Cardinal Miguel Angel Ayuso Guixot, President of the Pontifical Council for Interreligious Dialogue of the Holy See, and member of the Higher Committee for Human Fraternity, said the award was a reminder that good still exists in the world.

“This is an important celebration because it will be a further occasion to remind us all of the importance of the event that took place in 2019 – the signing of the document between Pope Francis and Imam Ahmed Al Tayeb.

“It is another occasion to implement the values of the document; and the beauty of its values is that it must be applied to the four corners of the world.

“We have to seek, not only locally but on a global level, all the elements that may help … to implement the values of the human family, which is human fraternity.

“What we want and what we need is that a new generation to be educated in a way that they may discover their future, in a good spirit of humanity.”

The judging panel comprises six members, including the former presidents of Niger and East Timor, Nobel prize winners, religious figureheads and activists.

Dr Leah Pisar, chair of Project Aladdin, which works to counter extremism, anti-Semitism and anti-Muslim bigotry, said she was inspired by her father, who was a Holocaust survivor and, despite all he endured, instilled in her the values of human fraternity.

“He was an optimist. And he really taught me, but in a profound way, that we're all human and we're all born equal. We can all aspire to the same values,” she said.

She said the judging panel looked for a variety of attributes in the winners.

“The question was whether to choose an awardee who has a great platform to inspire the world or someone who does not yet have that platform and help empower them to reach a bigger platform and become a sort of a model for others.”

They decided to have both: a head of state with a huge platform; and a small organisation – each doing good in different ways.

“It was not an easy choice and I think we all felt a sense of sadness when we made the decision, because when you read about all these wonderful nominees, you get to know them, you establish a kind of a relationship, a friendship with them.

“A lot goes into a decision-making process, but I think we all felt that maybe we can find other ways to highlight and help some of the other nominees, because there were many whose work was just spectacular and inspiring and at once humble and noble.”

The award is just one part of the work that the Higher Committee for Human Fraternity carries out.

“The higher committee promotes the oneness universally, of people and religion. And ideologies, that we can be different, but the understanding that we are the same. If you cut me right now, my blood is red like yours,” Nobel Peace Prize winner and Liberian peace activist, Leymah Gbowee, told The National.

She said she only agreed to join the panel under the condition that she not be made “an ornament".

“I want to make a change. I have a voice and I want my voice to be heard.

“I scream for our collective humanity and the representation of women and children.

“There is no way we can do an award and leave out the voices of women. So last year, you see that we had a woman as a winner.

“There is absolutely no way we can continue to conduct our world on the basis of individualism. It is time for us to look and see that the one with the silo mindset is driving us deeper and deeper into crisis,” she said.

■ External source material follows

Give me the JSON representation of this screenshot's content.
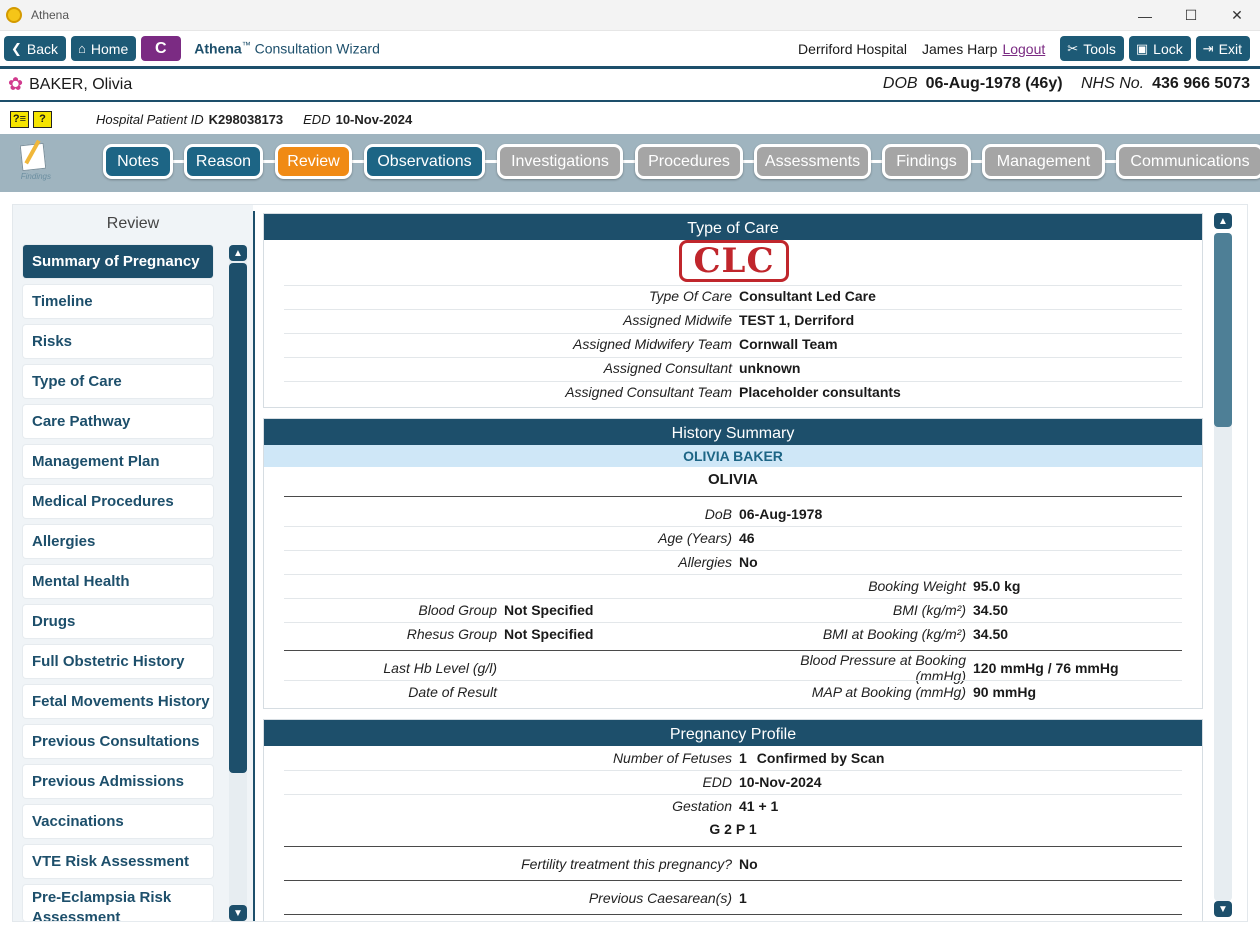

As the winners were announced on Friday, Russia's invasion of Ukraine roared in the background.

Ms Gbowee said it was a perfect example of a crisis where people were being left out of the “peace conversation".

“Listen to the news and with all of what is happening with Ukraine. There hasn't been one single conversation about people,” she said.

Updated: February 25, 2022, 2:36 PM